For Layne, the desert’s danger, its desolation, is part of what makes the landscape so alluring. “The most stunning parts of the Mojave Desert, both natural and man-made,” he enthuses, “are nearly always empty of people.” In Desert Oracle, Volume 1, he gathers 33 accounts of folklore, history, and personalities, ranging from the supernatural to the mundane. There is Yucca Man, “eight feet tall, an unbearable stench, the eyes glowing like red coals”—a southwestern version of the Sasquatch that has appeared in a variety of guises and under a variety of names. There is poor Jared Negrete, a 12-year-old boy who got separated from his Boy Scout troop on a 1991 hike near Big Bear.
Searchers, Layne informs us, “found his canteen, his beef jerky, wrappers from candy, some footprints that matched his shoes.” They also found Jared’s camera, which held one shot taken after he got lost. “Only his eyes and nose appear in the photo,” Layne reports. “Even without the emotional clue of the mouth, the picture is heavy with dread. His eyes are haunted by dire circumstance. It is the last glimpse of a boy who was never seen again.”
If you’re familiar with Layne’s work, you know he has a taste for such stories; there are many in this book. Most come from his quarterly digest Desert Oracle, which he began in January 2015. (Since 2017, he has also produced a weekly radio show, Desert Oracle Radio, which airs on Joshua Tree’s “only radio station” on Friday nights.) And yet, to think of Desert Oracle, Volume 1 as a compendium is to miss the point.
Layne’s digests, after all, can be hard to come by. He distributes them himself to a network of small shops “scattered across the Southwest.” Whatever else it might be, then, this volume functions as a reclamation project, a way to showcase his work for a wider audience, to bring the desert home to everyone.
And why not? “A revelation in the desert is available,” Layne notes, “in our time.” In support of this, he not only tracks mysteries and odd encounters but also fills in the cultural record, devoting one entry here to Marty Robbins, the cowboy singer who wrote and performed the country classic “El Paso,” and another to Beat writer William S. Burroughs, who as a boy attended boarding school at the same Los Alamos, New Mexico, facility where Robert Oppenheimer would later test the first atomic bomb.
“Now I am become Death, the destroyer of worlds,” Oppenheimer recalled of the experience, quoting the Bhagavad Gita. “I suppose we all thought that, one way or another,” he explained. Like many in the desert, he considered himself a mystic.
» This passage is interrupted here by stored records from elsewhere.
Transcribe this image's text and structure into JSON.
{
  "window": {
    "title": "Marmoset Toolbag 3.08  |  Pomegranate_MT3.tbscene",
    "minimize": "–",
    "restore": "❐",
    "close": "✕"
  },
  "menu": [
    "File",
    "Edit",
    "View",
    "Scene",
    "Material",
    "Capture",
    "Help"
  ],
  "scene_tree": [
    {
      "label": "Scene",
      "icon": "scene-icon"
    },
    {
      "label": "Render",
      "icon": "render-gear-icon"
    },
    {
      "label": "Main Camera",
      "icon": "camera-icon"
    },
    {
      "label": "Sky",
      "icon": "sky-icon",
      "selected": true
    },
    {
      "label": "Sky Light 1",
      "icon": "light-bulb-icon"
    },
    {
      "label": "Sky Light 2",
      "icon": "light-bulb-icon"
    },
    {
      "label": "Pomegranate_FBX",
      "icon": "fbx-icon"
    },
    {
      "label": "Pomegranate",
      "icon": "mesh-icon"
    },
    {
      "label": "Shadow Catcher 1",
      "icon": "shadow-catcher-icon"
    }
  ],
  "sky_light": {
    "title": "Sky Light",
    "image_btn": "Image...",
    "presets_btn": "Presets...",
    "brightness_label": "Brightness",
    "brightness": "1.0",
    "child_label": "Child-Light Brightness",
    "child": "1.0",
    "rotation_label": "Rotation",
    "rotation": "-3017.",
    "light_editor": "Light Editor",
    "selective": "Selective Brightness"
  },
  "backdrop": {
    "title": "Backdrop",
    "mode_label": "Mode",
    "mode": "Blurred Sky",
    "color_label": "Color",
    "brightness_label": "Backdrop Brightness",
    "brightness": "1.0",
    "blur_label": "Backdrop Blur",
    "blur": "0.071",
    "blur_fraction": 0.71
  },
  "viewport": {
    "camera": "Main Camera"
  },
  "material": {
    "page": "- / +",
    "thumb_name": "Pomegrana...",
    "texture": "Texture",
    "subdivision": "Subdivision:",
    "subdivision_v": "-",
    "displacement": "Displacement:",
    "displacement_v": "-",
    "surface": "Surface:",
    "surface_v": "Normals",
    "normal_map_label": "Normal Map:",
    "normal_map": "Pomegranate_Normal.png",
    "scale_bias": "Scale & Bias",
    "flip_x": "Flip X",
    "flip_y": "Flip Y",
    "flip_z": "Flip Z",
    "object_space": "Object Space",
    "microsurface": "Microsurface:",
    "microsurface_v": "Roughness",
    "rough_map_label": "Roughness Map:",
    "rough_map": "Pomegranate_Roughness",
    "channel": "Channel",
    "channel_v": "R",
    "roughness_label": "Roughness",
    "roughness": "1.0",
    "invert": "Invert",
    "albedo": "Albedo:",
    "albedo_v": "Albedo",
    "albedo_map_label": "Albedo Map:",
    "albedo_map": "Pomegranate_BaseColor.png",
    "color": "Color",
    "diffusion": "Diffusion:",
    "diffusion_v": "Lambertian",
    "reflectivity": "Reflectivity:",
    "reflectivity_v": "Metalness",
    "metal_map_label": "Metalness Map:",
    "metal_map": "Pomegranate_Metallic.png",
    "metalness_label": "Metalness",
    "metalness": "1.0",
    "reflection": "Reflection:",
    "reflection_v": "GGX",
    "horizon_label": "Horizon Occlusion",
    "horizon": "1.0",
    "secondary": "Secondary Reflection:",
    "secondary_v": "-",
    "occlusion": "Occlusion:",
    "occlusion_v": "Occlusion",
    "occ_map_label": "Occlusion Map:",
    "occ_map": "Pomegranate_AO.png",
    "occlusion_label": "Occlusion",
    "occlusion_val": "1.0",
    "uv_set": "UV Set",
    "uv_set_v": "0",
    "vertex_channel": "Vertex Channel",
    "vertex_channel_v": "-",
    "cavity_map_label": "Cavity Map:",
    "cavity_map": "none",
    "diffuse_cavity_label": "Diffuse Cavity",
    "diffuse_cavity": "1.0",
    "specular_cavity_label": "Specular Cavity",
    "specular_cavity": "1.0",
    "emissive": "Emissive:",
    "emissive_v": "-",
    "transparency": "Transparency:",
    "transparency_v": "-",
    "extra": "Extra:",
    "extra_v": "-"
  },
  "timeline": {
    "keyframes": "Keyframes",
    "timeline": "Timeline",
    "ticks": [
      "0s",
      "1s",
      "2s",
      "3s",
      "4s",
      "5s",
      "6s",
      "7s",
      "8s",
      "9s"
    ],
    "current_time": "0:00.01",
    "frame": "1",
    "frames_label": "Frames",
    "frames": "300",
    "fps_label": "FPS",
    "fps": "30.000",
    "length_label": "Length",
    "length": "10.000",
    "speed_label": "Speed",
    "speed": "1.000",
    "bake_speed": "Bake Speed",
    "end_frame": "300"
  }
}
It is a point of view with which Layne, to some extent, identifies. Among his heroes is Edward Abbey—the subject of two essays in this collection—the curmudgeonly novelist and conservationist who died in 1989 at age 62.
“Let it all simmer for thirty years and it becomes the whole American desert, with its starkly gorgeous landscapes and beautiful myths and stucco strip malls and endless political jabbering about the same half dozen subjects,” Layne writes of Abbey’s work, which includes the groundbreaking environmental memoir Desert Solitaire (1968) and the novel The Monkey Wrench Gang (1975).
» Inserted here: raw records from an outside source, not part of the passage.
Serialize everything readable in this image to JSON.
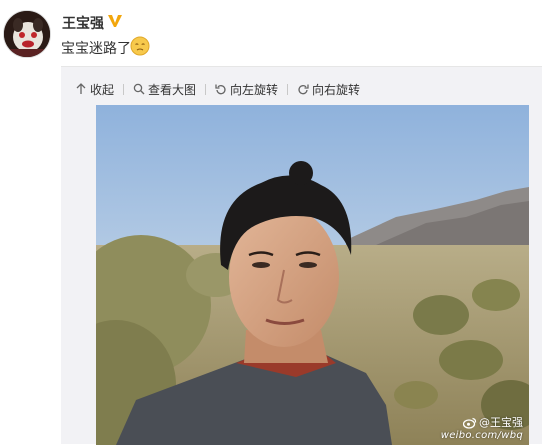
{
  "post": {
    "username": "王宝强",
    "verified_badge": "V",
    "text": "宝宝迷路了",
    "emoji_icon": "sad-face-emoji"
  },
  "toolbar": {
    "collapse_label": "收起",
    "view_large_label": "查看大图",
    "rotate_left_label": "向左旋转",
    "rotate_right_label": "向右旋转"
  },
  "photo": {
    "watermark_name": "@王宝强",
    "watermark_url": "weibo.com/wbq"
  },
  "colors": {
    "verified_badge": "#f2a60c",
    "panel_bg": "#f2f2f5",
    "text": "#333333"
  }
}
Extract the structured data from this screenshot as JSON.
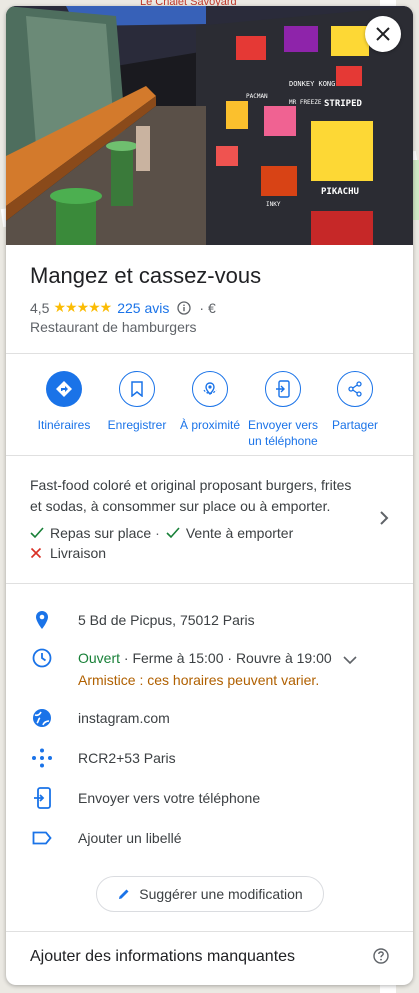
{
  "place": {
    "name": "Mangez et cassez-vous",
    "rating": "4,5",
    "stars": "★★★★★",
    "reviews": "225 avis",
    "price": "· €",
    "category": "Restaurant de hamburgers"
  },
  "hero_signs": [
    "DONKEY KONG",
    "PACMAN",
    "MR FREEZE",
    "STRIPED",
    "PIKACHU",
    "INKY"
  ],
  "map_labels": [
    "Le Chalet Savoyard"
  ],
  "actions": [
    {
      "label": "Itinéraires",
      "icon": "directions-icon"
    },
    {
      "label": "Enregistrer",
      "icon": "bookmark-icon"
    },
    {
      "label": "À proximité",
      "icon": "nearby-icon"
    },
    {
      "label": "Envoyer vers un téléphone",
      "icon": "send-to-phone-icon"
    },
    {
      "label": "Partager",
      "icon": "share-icon"
    }
  ],
  "description": "Fast-food coloré et original proposant burgers, frites et sodas, à consommer sur place ou à emporter.",
  "features": {
    "dine_in": "Repas sur place",
    "separator": "·",
    "takeaway": "Vente à emporter",
    "delivery": "Livraison"
  },
  "info": {
    "address": "5 Bd de Picpus, 75012 Paris",
    "hours_status": "Ouvert",
    "hours_detail": "· Ferme à 15:00 · Rouvre à 19:00",
    "hours_warning": "Armistice : ces horaires peuvent varier.",
    "website": "instagram.com",
    "plus_code": "RCR2+53 Paris",
    "send_phone": "Envoyer vers votre téléphone",
    "label": "Ajouter un libellé"
  },
  "suggest_label": "Suggérer une modification",
  "missing_info": "Ajouter des informations manquantes",
  "colors": {
    "accent": "#1a73e8",
    "open": "#188038",
    "warning": "#b06000",
    "star": "#fbbc04",
    "error": "#d93025"
  }
}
The sublime and the ridiculous, in other words.
A similar observation might be made about this book, which traverses “the desert so vast yet so vulnerable, high culture and low culture and no culture, country songs and western movies, flute concertos and European philosophy, Coors cans bouncing off the asphalt and into the Russian thistle, Baskin-Robbins girls in air-conditioned shopping centers, and hairy old satyrs drunk around the campfire again.” What Layne is describing is the desert as vernacular. Or maybe as a mirror, reflecting back at us our most elemental selves.
In that sense, Desert Oracle, Volume 1 seeks not to explain the desert but more to illustrate the ways it cannot be explained. “Contacts in early human civilization established a protocol,” Layne writes, “a pantheon of tricksters and saviors and jealous gods demanding sacrifice and allegiance.” This is the desert as it was, but also, he suggests, as it remains. It is the last frontier of human mystery and weirdness, a place where “people see things…if they come with the right kind of eyes.”